(Dataset rows for apps and sites)
****************
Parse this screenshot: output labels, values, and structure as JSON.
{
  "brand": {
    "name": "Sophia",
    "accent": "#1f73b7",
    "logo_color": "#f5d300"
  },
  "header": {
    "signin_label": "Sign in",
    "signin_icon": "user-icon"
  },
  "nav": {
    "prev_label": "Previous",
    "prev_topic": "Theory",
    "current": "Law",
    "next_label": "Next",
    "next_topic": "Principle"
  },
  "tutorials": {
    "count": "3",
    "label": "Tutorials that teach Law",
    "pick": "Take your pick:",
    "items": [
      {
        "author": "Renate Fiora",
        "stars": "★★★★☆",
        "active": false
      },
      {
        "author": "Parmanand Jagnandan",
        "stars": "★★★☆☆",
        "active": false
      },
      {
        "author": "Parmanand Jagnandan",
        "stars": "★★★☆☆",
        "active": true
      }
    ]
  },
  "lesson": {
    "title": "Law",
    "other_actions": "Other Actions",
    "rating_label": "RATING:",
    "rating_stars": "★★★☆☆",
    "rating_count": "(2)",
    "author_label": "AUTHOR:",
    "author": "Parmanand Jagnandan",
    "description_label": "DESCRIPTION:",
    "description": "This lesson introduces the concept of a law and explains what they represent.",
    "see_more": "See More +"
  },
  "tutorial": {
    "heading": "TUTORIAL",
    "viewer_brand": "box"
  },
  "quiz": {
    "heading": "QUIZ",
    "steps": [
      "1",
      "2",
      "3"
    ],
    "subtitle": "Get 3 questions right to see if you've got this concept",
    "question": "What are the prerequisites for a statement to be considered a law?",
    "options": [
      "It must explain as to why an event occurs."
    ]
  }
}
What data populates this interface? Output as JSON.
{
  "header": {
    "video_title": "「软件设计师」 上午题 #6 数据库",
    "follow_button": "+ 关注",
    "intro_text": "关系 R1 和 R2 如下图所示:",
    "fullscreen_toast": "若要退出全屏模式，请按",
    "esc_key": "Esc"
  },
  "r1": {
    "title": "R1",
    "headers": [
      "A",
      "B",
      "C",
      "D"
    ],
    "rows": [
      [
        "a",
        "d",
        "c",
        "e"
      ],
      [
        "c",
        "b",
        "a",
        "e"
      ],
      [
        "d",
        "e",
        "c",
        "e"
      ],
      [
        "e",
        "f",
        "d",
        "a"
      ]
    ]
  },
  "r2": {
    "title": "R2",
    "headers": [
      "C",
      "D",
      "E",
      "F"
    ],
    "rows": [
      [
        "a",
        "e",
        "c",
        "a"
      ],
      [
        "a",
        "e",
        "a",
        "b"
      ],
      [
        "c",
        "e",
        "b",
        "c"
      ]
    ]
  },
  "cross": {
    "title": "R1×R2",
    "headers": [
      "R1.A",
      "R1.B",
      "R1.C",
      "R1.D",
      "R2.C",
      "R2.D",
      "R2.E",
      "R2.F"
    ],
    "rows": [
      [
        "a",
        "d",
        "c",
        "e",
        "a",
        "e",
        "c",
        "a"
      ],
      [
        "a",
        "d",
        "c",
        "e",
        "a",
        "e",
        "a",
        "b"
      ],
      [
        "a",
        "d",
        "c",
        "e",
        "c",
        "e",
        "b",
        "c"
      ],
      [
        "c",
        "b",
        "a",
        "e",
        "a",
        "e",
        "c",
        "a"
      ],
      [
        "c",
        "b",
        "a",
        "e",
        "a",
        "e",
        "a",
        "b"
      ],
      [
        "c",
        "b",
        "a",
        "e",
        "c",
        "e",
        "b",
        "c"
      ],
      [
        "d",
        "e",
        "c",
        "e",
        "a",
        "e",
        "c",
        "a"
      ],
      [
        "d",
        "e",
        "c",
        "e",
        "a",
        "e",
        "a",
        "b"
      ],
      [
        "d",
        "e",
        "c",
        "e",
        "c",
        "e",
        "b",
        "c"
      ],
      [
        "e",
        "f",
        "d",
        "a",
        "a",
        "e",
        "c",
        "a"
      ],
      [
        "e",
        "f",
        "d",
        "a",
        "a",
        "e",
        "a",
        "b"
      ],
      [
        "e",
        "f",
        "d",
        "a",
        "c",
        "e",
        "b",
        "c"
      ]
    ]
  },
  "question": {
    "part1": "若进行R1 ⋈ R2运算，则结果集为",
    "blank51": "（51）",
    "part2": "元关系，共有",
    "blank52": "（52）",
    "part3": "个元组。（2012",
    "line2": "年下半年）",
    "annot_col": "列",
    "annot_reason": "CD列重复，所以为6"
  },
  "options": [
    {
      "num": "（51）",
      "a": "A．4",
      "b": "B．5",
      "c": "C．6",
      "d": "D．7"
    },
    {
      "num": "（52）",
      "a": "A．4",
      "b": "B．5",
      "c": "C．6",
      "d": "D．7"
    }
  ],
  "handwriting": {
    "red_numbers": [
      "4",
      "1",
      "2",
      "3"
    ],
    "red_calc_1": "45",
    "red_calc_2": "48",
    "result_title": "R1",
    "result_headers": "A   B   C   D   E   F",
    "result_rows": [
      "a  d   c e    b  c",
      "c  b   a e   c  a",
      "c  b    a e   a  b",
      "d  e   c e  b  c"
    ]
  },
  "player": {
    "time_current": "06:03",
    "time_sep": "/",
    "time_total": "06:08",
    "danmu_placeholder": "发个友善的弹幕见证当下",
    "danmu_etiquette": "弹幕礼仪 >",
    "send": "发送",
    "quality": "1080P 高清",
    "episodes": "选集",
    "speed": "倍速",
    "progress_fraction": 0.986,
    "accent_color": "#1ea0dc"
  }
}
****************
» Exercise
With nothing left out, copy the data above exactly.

» Exercise response
Parse this screenshot: output labels, values, and structure as JSON.
{
  "brand": {
    "name": "Sophia",
    "accent": "#1f73b7",
    "logo_color": "#f5d300"
  },
  "header": {
    "signin_label": "Sign in",
    "signin_icon": "user-icon"
  },
  "nav": {
    "prev_label": "Previous",
    "prev_topic": "Theory",
    "current": "Law",
    "next_label": "Next",
    "next_topic": "Principle"
  },
  "tutorials": {
    "count": "3",
    "label": "Tutorials that teach Law",
    "pick": "Take your pick:",
    "items": [
      {
        "author": "Renate Fiora",
        "stars": "★★★★☆",
        "active": false
      },
      {
        "author": "Parmanand Jagnandan",
        "stars": "★★★☆☆",
        "active": false
      },
      {
        "author": "Parmanand Jagnandan",
        "stars": "★★★☆☆",
        "active": true
      }
    ]
  },
  "lesson": {
    "title": "Law",
    "other_actions": "Other Actions",
    "rating_label": "RATING:",
    "rating_stars": "★★★☆☆",
    "rating_count": "(2)",
    "author_label": "AUTHOR:",
    "author": "Parmanand Jagnandan",
    "description_label": "DESCRIPTION:",
    "description": "This lesson introduces the concept of a law and explains what they represent.",
    "see_more": "See More +"
  },
  "tutorial": {
    "heading": "TUTORIAL",
    "viewer_brand": "box"
  },
  "quiz": {
    "heading": "QUIZ",
    "steps": [
      "1",
      "2",
      "3"
    ],
    "subtitle": "Get 3 questions right to see if you've got this concept",
    "question": "What are the prerequisites for a statement to be considered a law?",
    "options": [
      "It must explain as to why an event occurs."
    ]
  }
}
What data populates this interface? Output as JSON.
{
  "header": {
    "video_title": "「软件设计师」 上午题 #6 数据库",
    "follow_button": "+ 关注",
    "intro_text": "关系 R1 和 R2 如下图所示:",
    "fullscreen_toast": "若要退出全屏模式，请按",
    "esc_key": "Esc"
  },
  "r1": {
    "title": "R1",
    "headers": [
      "A",
      "B",
      "C",
      "D"
    ],
    "rows": [
      [
        "a",
        "d",
        "c",
        "e"
      ],
      [
        "c",
        "b",
        "a",
        "e"
      ],
      [
        "d",
        "e",
        "c",
        "e"
      ],
      [
        "e",
        "f",
        "d",
        "a"
      ]
    ]
  },
  "r2": {
    "title": "R2",
    "headers": [
      "C",
      "D",
      "E",
      "F"
    ],
    "rows": [
      [
        "a",
        "e",
        "c",
        "a"
      ],
      [
        "a",
        "e",
        "a",
        "b"
      ],
      [
        "c",
        "e",
        "b",
        "c"
      ]
    ]
  },
  "cross": {
    "title": "R1×R2",
    "headers": [
      "R1.A",
      "R1.B",
      "R1.C",
      "R1.D",
      "R2.C",
      "R2.D",
      "R2.E",
      "R2.F"
    ],
    "rows": [
      [
        "a",
        "d",
        "c",
        "e",
        "a",
        "e",
        "c",
        "a"
      ],
      [
        "a",
        "d",
        "c",
        "e",
        "a",
        "e",
        "a",
        "b"
      ],
      [
        "a",
        "d",
        "c",
        "e",
        "c",
        "e",
        "b",
        "c"
      ],
      [
        "c",
        "b",
        "a",
        "e",
        "a",
        "e",
        "c",
        "a"
      ],
      [
        "c",
        "b",
        "a",
        "e",
        "a",
        "e",
        "a",
        "b"
      ],
      [
        "c",
        "b",
        "a",
        "e",
        "c",
        "e",
        "b",
        "c"
      ],
      [
        "d",
        "e",
        "c",
        "e",
        "a",
        "e",
        "c",
        "a"
      ],
      [
        "d",
        "e",
        "c",
        "e",
        "a",
        "e",
        "a",
        "b"
      ],
      [
        "d",
        "e",
        "c",
        "e",
        "c",
        "e",
        "b",
        "c"
      ],
      [
        "e",
        "f",
        "d",
        "a",
        "a",
        "e",
        "c",
        "a"
      ],
      [
        "e",
        "f",
        "d",
        "a",
        "a",
        "e",
        "a",
        "b"
      ],
      [
        "e",
        "f",
        "d",
        "a",
        "c",
        "e",
        "b",
        "c"
      ]
    ]
  },
  "question": {
    "part1": "若进行R1 ⋈ R2运算，则结果集为",
    "blank51": "（51）",
    "part2": "元关系，共有",
    "blank52": "（52）",
    "part3": "个元组。（2012",
    "line2": "年下半年）",
    "annot_col": "列",
    "annot_reason": "CD列重复，所以为6"
  },
  "options": [
    {
      "num": "（51）",
      "a": "A．4",
      "b": "B．5",
      "c": "C．6",
      "d": "D．7"
    },
    {
      "num": "（52）",
      "a": "A．4",
      "b": "B．5",
      "c": "C．6",
      "d": "D．7"
    }
  ],
  "handwriting": {
    "red_numbers": [
      "4",
      "1",
      "2",
      "3"
    ],
    "red_calc_1": "45",
    "red_calc_2": "48",
    "result_title": "R1",
    "result_headers": "A   B   C   D   E   F",
    "result_rows": [
      "a  d   c e    b  c",
      "c  b   a e   c  a",
      "c  b    a e   a  b",
      "d  e   c e  b  c"
    ]
  },
  "player": {
    "time_current": "06:03",
    "time_sep": "/",
    "time_total": "06:08",
    "danmu_placeholder": "发个友善的弹幕见证当下",
    "danmu_etiquette": "弹幕礼仪 >",
    "send": "发送",
    "quality": "1080P 高清",
    "episodes": "选集",
    "speed": "倍速",
    "progress_fraction": 0.986,
    "accent_color": "#1ea0dc"
  }
}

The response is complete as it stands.